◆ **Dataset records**
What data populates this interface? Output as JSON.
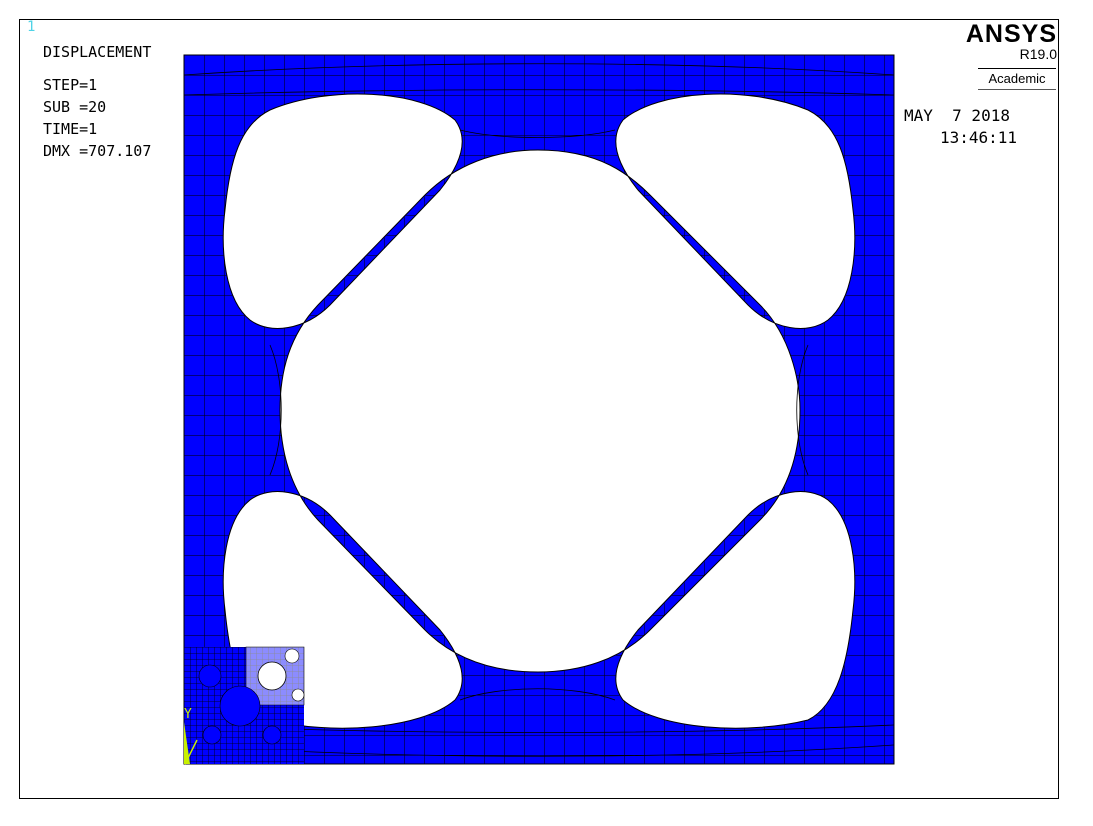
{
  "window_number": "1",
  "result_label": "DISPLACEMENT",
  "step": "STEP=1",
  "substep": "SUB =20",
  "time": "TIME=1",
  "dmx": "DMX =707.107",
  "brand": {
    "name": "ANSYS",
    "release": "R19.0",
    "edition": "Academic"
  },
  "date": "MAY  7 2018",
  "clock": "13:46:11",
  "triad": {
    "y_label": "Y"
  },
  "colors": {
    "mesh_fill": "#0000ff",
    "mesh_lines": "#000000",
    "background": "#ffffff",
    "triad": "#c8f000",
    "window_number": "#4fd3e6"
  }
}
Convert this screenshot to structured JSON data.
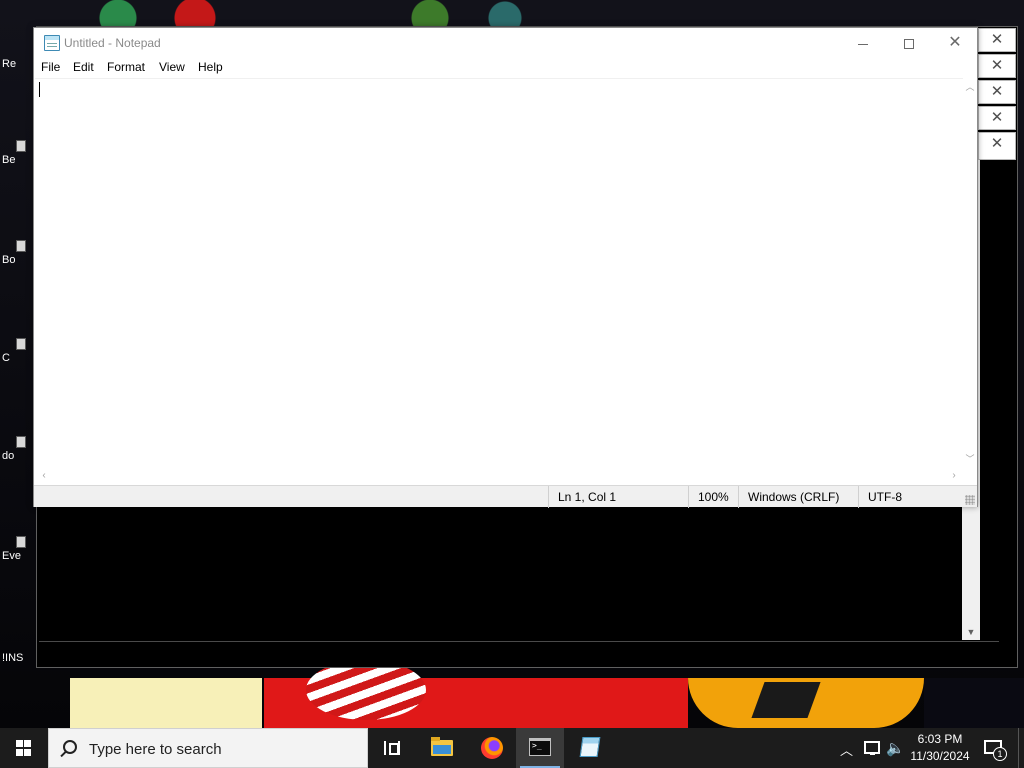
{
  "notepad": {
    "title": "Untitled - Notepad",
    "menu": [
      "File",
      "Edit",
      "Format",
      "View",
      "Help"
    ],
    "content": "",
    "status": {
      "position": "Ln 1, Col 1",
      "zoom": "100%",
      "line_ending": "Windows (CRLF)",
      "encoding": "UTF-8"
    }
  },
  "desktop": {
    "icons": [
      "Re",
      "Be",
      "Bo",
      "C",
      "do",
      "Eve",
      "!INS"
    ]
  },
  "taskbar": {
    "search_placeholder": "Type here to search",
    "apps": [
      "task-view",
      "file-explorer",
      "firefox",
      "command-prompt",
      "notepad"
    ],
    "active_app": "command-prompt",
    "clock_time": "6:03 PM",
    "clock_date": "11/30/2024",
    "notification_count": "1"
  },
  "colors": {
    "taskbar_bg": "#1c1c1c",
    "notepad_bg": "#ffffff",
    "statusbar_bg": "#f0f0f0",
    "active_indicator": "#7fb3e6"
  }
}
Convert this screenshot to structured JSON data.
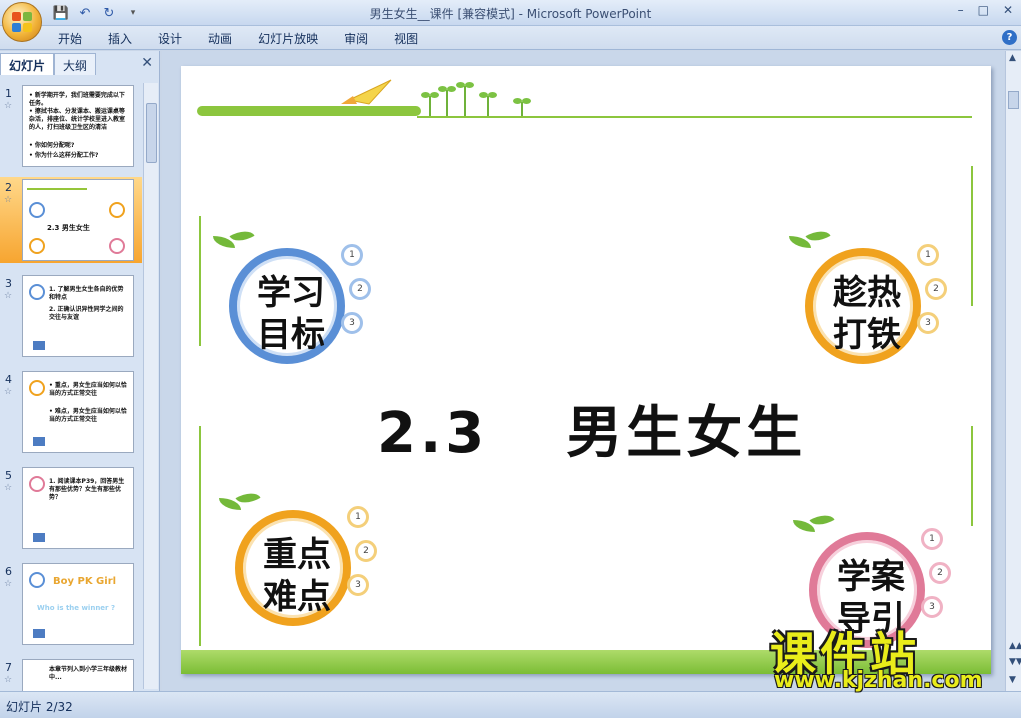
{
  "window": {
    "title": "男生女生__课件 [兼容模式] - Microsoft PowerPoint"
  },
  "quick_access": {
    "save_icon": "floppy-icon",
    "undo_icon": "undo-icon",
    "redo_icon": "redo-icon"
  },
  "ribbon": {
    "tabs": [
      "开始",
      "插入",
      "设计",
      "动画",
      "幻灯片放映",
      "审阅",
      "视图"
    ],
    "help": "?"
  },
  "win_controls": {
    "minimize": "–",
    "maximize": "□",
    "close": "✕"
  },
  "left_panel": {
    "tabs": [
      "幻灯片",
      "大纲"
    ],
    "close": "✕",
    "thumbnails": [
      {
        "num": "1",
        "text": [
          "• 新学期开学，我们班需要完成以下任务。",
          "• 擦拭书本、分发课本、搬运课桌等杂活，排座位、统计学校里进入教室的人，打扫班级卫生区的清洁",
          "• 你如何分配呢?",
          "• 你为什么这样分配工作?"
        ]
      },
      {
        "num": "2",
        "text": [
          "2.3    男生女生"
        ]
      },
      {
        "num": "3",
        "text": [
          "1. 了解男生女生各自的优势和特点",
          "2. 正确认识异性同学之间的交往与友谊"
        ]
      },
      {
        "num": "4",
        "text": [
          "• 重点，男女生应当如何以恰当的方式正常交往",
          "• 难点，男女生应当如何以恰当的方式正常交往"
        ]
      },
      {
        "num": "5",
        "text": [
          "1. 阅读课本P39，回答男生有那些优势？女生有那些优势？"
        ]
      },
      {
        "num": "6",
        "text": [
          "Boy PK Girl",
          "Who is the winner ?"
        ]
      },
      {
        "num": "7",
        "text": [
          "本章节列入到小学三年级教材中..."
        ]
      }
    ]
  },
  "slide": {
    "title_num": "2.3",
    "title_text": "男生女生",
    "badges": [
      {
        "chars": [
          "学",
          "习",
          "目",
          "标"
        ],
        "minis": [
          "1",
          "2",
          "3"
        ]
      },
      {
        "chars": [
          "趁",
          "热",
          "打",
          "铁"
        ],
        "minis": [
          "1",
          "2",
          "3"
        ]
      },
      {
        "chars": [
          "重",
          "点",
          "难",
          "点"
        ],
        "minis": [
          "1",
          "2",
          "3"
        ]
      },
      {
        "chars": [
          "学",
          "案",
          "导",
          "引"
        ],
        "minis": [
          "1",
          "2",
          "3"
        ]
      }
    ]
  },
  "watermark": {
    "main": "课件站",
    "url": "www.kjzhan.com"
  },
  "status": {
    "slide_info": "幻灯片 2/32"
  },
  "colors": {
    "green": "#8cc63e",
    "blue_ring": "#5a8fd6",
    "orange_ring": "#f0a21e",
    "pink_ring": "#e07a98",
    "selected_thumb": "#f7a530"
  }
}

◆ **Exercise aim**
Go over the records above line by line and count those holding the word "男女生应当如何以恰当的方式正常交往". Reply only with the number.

◆ **Task answer**
2